Work item
Give back each line of the material that contains the word "Application".

Information provided
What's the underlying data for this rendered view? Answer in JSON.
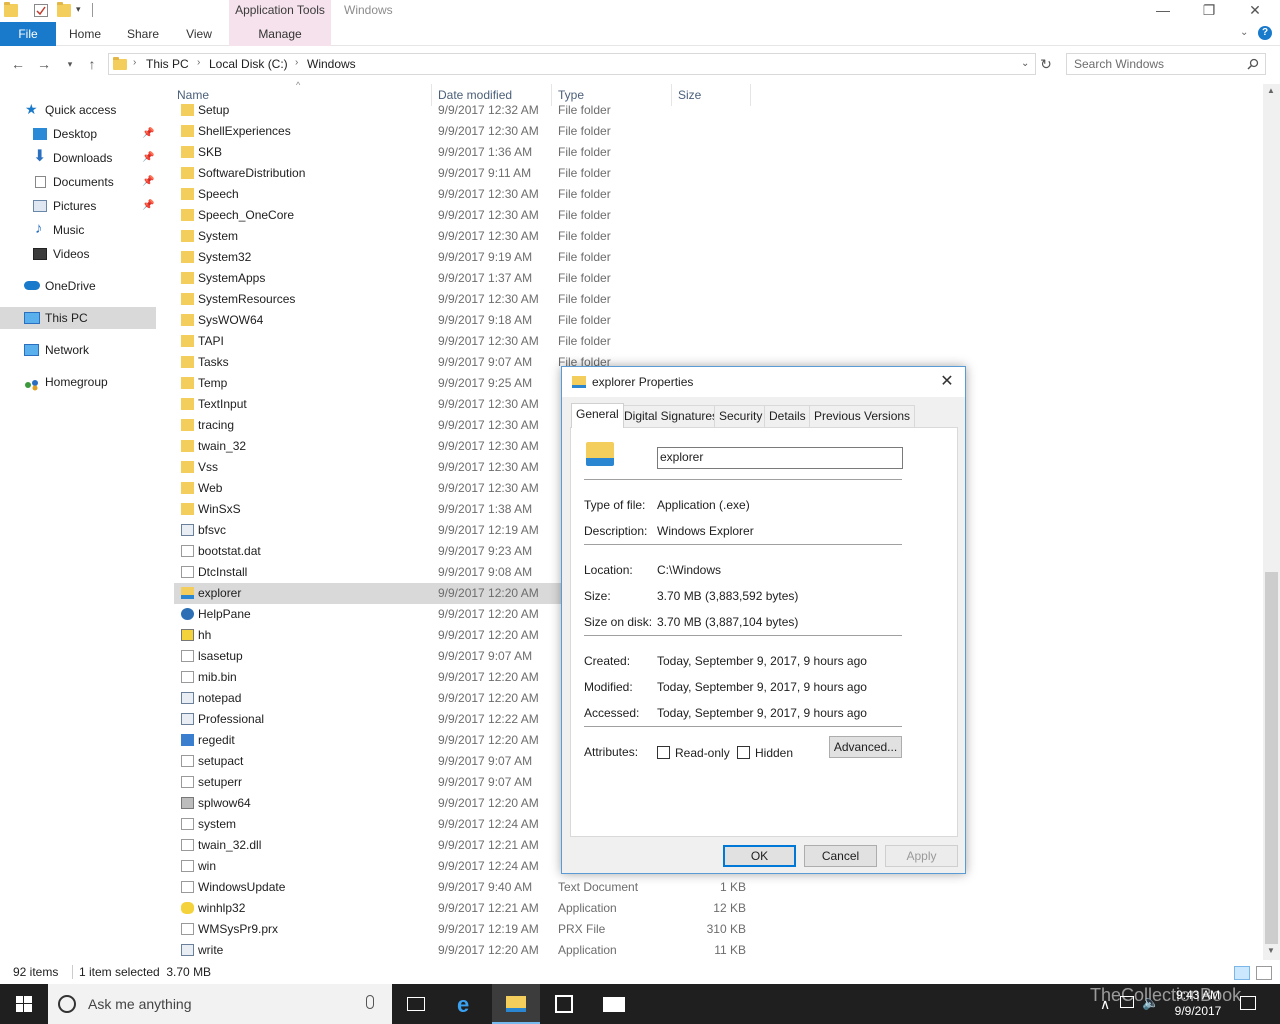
{
  "window": {
    "contextual_tab_group": "Application Tools",
    "title": "Windows",
    "minimize": "—",
    "maximize": "❐",
    "close": "✕"
  },
  "ribbon": {
    "file": "File",
    "tabs": [
      "Home",
      "Share",
      "View",
      "Manage"
    ]
  },
  "address": {
    "crumbs": [
      "This PC",
      "Local Disk (C:)",
      "Windows"
    ],
    "search_placeholder": "Search Windows"
  },
  "navpane": {
    "items": [
      {
        "label": "Quick access",
        "icon": "star-icon"
      },
      {
        "label": "Desktop",
        "icon": "desktop-icon",
        "pinned": true
      },
      {
        "label": "Downloads",
        "icon": "download-icon",
        "pinned": true
      },
      {
        "label": "Documents",
        "icon": "documents-icon",
        "pinned": true
      },
      {
        "label": "Pictures",
        "icon": "pictures-icon",
        "pinned": true
      },
      {
        "label": "Music",
        "icon": "music-icon"
      },
      {
        "label": "Videos",
        "icon": "videos-icon"
      },
      {
        "label": "OneDrive",
        "icon": "onedrive-icon"
      },
      {
        "label": "This PC",
        "icon": "computer-icon",
        "selected": true
      },
      {
        "label": "Network",
        "icon": "network-icon"
      },
      {
        "label": "Homegroup",
        "icon": "homegroup-icon"
      }
    ]
  },
  "columns": {
    "name": "Name",
    "date": "Date modified",
    "type": "Type",
    "size": "Size"
  },
  "files": [
    {
      "name": "Setup",
      "date": "9/9/2017 12:32 AM",
      "type": "File folder",
      "size": "",
      "icon": "folder"
    },
    {
      "name": "ShellExperiences",
      "date": "9/9/2017 12:30 AM",
      "type": "File folder",
      "size": "",
      "icon": "folder"
    },
    {
      "name": "SKB",
      "date": "9/9/2017 1:36 AM",
      "type": "File folder",
      "size": "",
      "icon": "folder"
    },
    {
      "name": "SoftwareDistribution",
      "date": "9/9/2017 9:11 AM",
      "type": "File folder",
      "size": "",
      "icon": "folder"
    },
    {
      "name": "Speech",
      "date": "9/9/2017 12:30 AM",
      "type": "File folder",
      "size": "",
      "icon": "folder"
    },
    {
      "name": "Speech_OneCore",
      "date": "9/9/2017 12:30 AM",
      "type": "File folder",
      "size": "",
      "icon": "folder"
    },
    {
      "name": "System",
      "date": "9/9/2017 12:30 AM",
      "type": "File folder",
      "size": "",
      "icon": "folder"
    },
    {
      "name": "System32",
      "date": "9/9/2017 9:19 AM",
      "type": "File folder",
      "size": "",
      "icon": "folder"
    },
    {
      "name": "SystemApps",
      "date": "9/9/2017 1:37 AM",
      "type": "File folder",
      "size": "",
      "icon": "folder"
    },
    {
      "name": "SystemResources",
      "date": "9/9/2017 12:30 AM",
      "type": "File folder",
      "size": "",
      "icon": "folder"
    },
    {
      "name": "SysWOW64",
      "date": "9/9/2017 9:18 AM",
      "type": "File folder",
      "size": "",
      "icon": "folder"
    },
    {
      "name": "TAPI",
      "date": "9/9/2017 12:30 AM",
      "type": "File folder",
      "size": "",
      "icon": "folder"
    },
    {
      "name": "Tasks",
      "date": "9/9/2017 9:07 AM",
      "type": "File folder",
      "size": "",
      "icon": "folder"
    },
    {
      "name": "Temp",
      "date": "9/9/2017 9:25 AM",
      "type": "",
      "size": "",
      "icon": "folder"
    },
    {
      "name": "TextInput",
      "date": "9/9/2017 12:30 AM",
      "type": "",
      "size": "",
      "icon": "folder"
    },
    {
      "name": "tracing",
      "date": "9/9/2017 12:30 AM",
      "type": "",
      "size": "",
      "icon": "folder"
    },
    {
      "name": "twain_32",
      "date": "9/9/2017 12:30 AM",
      "type": "",
      "size": "",
      "icon": "folder"
    },
    {
      "name": "Vss",
      "date": "9/9/2017 12:30 AM",
      "type": "",
      "size": "",
      "icon": "folder"
    },
    {
      "name": "Web",
      "date": "9/9/2017 12:30 AM",
      "type": "",
      "size": "",
      "icon": "folder"
    },
    {
      "name": "WinSxS",
      "date": "9/9/2017 1:38 AM",
      "type": "",
      "size": "",
      "icon": "folder"
    },
    {
      "name": "bfsvc",
      "date": "9/9/2017 12:19 AM",
      "type": "",
      "size": "",
      "icon": "app"
    },
    {
      "name": "bootstat.dat",
      "date": "9/9/2017 9:23 AM",
      "type": "",
      "size": "",
      "icon": "doc"
    },
    {
      "name": "DtcInstall",
      "date": "9/9/2017 9:08 AM",
      "type": "",
      "size": "",
      "icon": "doc"
    },
    {
      "name": "explorer",
      "date": "9/9/2017 12:20 AM",
      "type": "",
      "size": "",
      "icon": "explorer",
      "selected": true
    },
    {
      "name": "HelpPane",
      "date": "9/9/2017 12:20 AM",
      "type": "",
      "size": "",
      "icon": "help"
    },
    {
      "name": "hh",
      "date": "9/9/2017 12:20 AM",
      "type": "",
      "size": "",
      "icon": "hh"
    },
    {
      "name": "lsasetup",
      "date": "9/9/2017 9:07 AM",
      "type": "",
      "size": "",
      "icon": "doc"
    },
    {
      "name": "mib.bin",
      "date": "9/9/2017 12:20 AM",
      "type": "",
      "size": "",
      "icon": "doc"
    },
    {
      "name": "notepad",
      "date": "9/9/2017 12:20 AM",
      "type": "",
      "size": "",
      "icon": "app"
    },
    {
      "name": "Professional",
      "date": "9/9/2017 12:22 AM",
      "type": "",
      "size": "",
      "icon": "app"
    },
    {
      "name": "regedit",
      "date": "9/9/2017 12:20 AM",
      "type": "",
      "size": "",
      "icon": "reg"
    },
    {
      "name": "setupact",
      "date": "9/9/2017 9:07 AM",
      "type": "",
      "size": "",
      "icon": "doc"
    },
    {
      "name": "setuperr",
      "date": "9/9/2017 9:07 AM",
      "type": "",
      "size": "",
      "icon": "doc"
    },
    {
      "name": "splwow64",
      "date": "9/9/2017 12:20 AM",
      "type": "",
      "size": "",
      "icon": "print"
    },
    {
      "name": "system",
      "date": "9/9/2017 12:24 AM",
      "type": "",
      "size": "",
      "icon": "doc"
    },
    {
      "name": "twain_32.dll",
      "date": "9/9/2017 12:21 AM",
      "type": "",
      "size": "",
      "icon": "doc"
    },
    {
      "name": "win",
      "date": "9/9/2017 12:24 AM",
      "type": "",
      "size": "",
      "icon": "doc"
    },
    {
      "name": "WindowsUpdate",
      "date": "9/9/2017 9:40 AM",
      "type": "Text Document",
      "size": "1 KB",
      "icon": "doc"
    },
    {
      "name": "winhlp32",
      "date": "9/9/2017 12:21 AM",
      "type": "Application",
      "size": "12 KB",
      "icon": "wh"
    },
    {
      "name": "WMSysPr9.prx",
      "date": "9/9/2017 12:19 AM",
      "type": "PRX File",
      "size": "310 KB",
      "icon": "doc"
    },
    {
      "name": "write",
      "date": "9/9/2017 12:20 AM",
      "type": "Application",
      "size": "11 KB",
      "icon": "app"
    }
  ],
  "status": {
    "items": "92 items",
    "selected": "1 item selected  3.70 MB"
  },
  "dialog": {
    "title": "explorer Properties",
    "tabs": [
      "General",
      "Digital Signatures",
      "Security",
      "Details",
      "Previous Versions"
    ],
    "name_value": "explorer",
    "labels": {
      "type": "Type of file:",
      "description": "Description:",
      "location": "Location:",
      "size": "Size:",
      "size_on_disk": "Size on disk:",
      "created": "Created:",
      "modified": "Modified:",
      "accessed": "Accessed:",
      "attributes": "Attributes:"
    },
    "values": {
      "type": "Application (.exe)",
      "description": "Windows Explorer",
      "location": "C:\\Windows",
      "size": "3.70 MB (3,883,592 bytes)",
      "size_on_disk": "3.70 MB (3,887,104 bytes)",
      "created": "Today, September 9, 2017, 9 hours ago",
      "modified": "Today, September 9, 2017, 9 hours ago",
      "accessed": "Today, September 9, 2017, 9 hours ago"
    },
    "readonly": "Read-only",
    "hidden": "Hidden",
    "advanced": "Advanced...",
    "ok": "OK",
    "cancel": "Cancel",
    "apply": "Apply"
  },
  "taskbar": {
    "search_placeholder": "Ask me anything",
    "time": "9:43 AM",
    "date": "9/9/2017",
    "watermark": "TheCollectionBook"
  }
}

Written answer
    "contextual_tab_group": "Application Tools",
      "type": "Application",
      "type": "Application",
      "type": "Application (.exe)",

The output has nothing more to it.